“You could talk about watershed management and conservation of energy all you want. But until you put numbers to it and financial analysis to it, you’re not going to get much done. I came to business school to speak that language, speak with people in terms of numbers, financial numbers so that I can get projects done.”
“The conditions in the neighborhoods we were visiting were different than what we realized before getting there. Beyond that, what was surprising was that there weren’t surprises!”
“I knew about American business, but not enough about what’s really become a global economy. … You can read about it all you want, but there’s no substitute for being there and seeing the context and seeing how completely different these [other countries] are.”
"The relationships that we forged helped us to turn out a better project. We were able to test our hypotheses with the people that we spoke with every single day. And really, I think the friendships that you develop really propel the work that you’re doing."
“We’re very interdisciplinary. Among the faculty in the group are an economist, a political scientist, a sociologist, and an industrial relations specialist. We’ve always made a big effort to be open to a variety of perspectives, but also to go beyond being open to them, to want to bring them in, because it makes for a richer environment.”
“For 35 years, we’ve been studying how companies get value from information. … We try to help organizations take a more holistic view of what they are trying to do.”
“These companies are really excited to work with MIT students.They reach out to the community to set up these projects and are great to work with. They give us access to all their resources and are very open to us.”
“Because of the diversity of our backgrounds, when we hit the ground in Tanzania it almost was a natural play where different people assume different roles.”
“At MIT Sloan you have a lot of opportunities to explore entrepreneurship. Especially in a place like Kampala where you have a lot of development, entrepreneurship can be very exciting.”

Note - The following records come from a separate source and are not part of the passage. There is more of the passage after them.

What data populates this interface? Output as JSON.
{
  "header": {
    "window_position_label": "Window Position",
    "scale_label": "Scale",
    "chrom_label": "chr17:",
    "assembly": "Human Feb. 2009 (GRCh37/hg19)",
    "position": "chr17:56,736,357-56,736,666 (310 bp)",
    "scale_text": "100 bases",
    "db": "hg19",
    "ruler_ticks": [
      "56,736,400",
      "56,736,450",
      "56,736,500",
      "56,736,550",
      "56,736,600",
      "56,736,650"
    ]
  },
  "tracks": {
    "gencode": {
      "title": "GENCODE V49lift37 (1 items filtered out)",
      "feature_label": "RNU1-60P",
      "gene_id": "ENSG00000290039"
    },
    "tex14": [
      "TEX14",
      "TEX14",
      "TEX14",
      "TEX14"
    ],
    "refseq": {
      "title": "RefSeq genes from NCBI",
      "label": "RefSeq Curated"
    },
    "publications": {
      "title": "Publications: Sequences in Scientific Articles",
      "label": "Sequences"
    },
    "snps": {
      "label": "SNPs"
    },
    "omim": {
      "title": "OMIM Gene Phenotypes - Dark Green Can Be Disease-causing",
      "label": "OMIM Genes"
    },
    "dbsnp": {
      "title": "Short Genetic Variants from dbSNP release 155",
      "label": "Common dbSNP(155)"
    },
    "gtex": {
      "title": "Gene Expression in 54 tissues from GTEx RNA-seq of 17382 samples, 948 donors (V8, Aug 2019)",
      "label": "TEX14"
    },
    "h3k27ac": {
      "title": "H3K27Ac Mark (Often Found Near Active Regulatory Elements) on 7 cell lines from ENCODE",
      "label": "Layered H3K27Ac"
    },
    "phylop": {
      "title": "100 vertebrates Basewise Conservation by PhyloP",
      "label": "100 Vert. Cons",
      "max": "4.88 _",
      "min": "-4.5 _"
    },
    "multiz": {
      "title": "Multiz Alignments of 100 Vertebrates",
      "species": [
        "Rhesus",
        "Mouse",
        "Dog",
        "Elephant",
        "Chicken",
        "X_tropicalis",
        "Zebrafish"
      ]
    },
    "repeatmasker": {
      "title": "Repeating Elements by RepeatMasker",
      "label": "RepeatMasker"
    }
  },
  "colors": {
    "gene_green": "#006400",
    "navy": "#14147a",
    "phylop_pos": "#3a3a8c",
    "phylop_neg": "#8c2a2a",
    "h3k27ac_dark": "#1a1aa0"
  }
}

“We are very much an action-learning environment. The way to learn leadership is not only through reading cases, not only through learning theory — in fact we don’t want people to regurgitate the theory. We want people to take theory and to live it, use it.”
“I love being in a place that is such a nexus of people and ideas — people coming to learn something new and to define themselves. Being a part of that process is a real honor and a real gift.”
“I can honestly say that when I was planning on coming to business school I never thought that witnessing the birth of a child would be included in the education. It was definitely an experience.”
“One of the reasons I came to Sloan was because I wanted to be at a top MBA institution worldwide. But I also wanted access to working with the latest innovations and the highest technology that was coming out of the MIT labs.”
“One of MIT Sloan’s strengths is that it combines research with teaching practices. It truly merges theory and practice — a feat that is possible due to its top-notch research faculty and the faculty’s interest in putting their ideas to work.”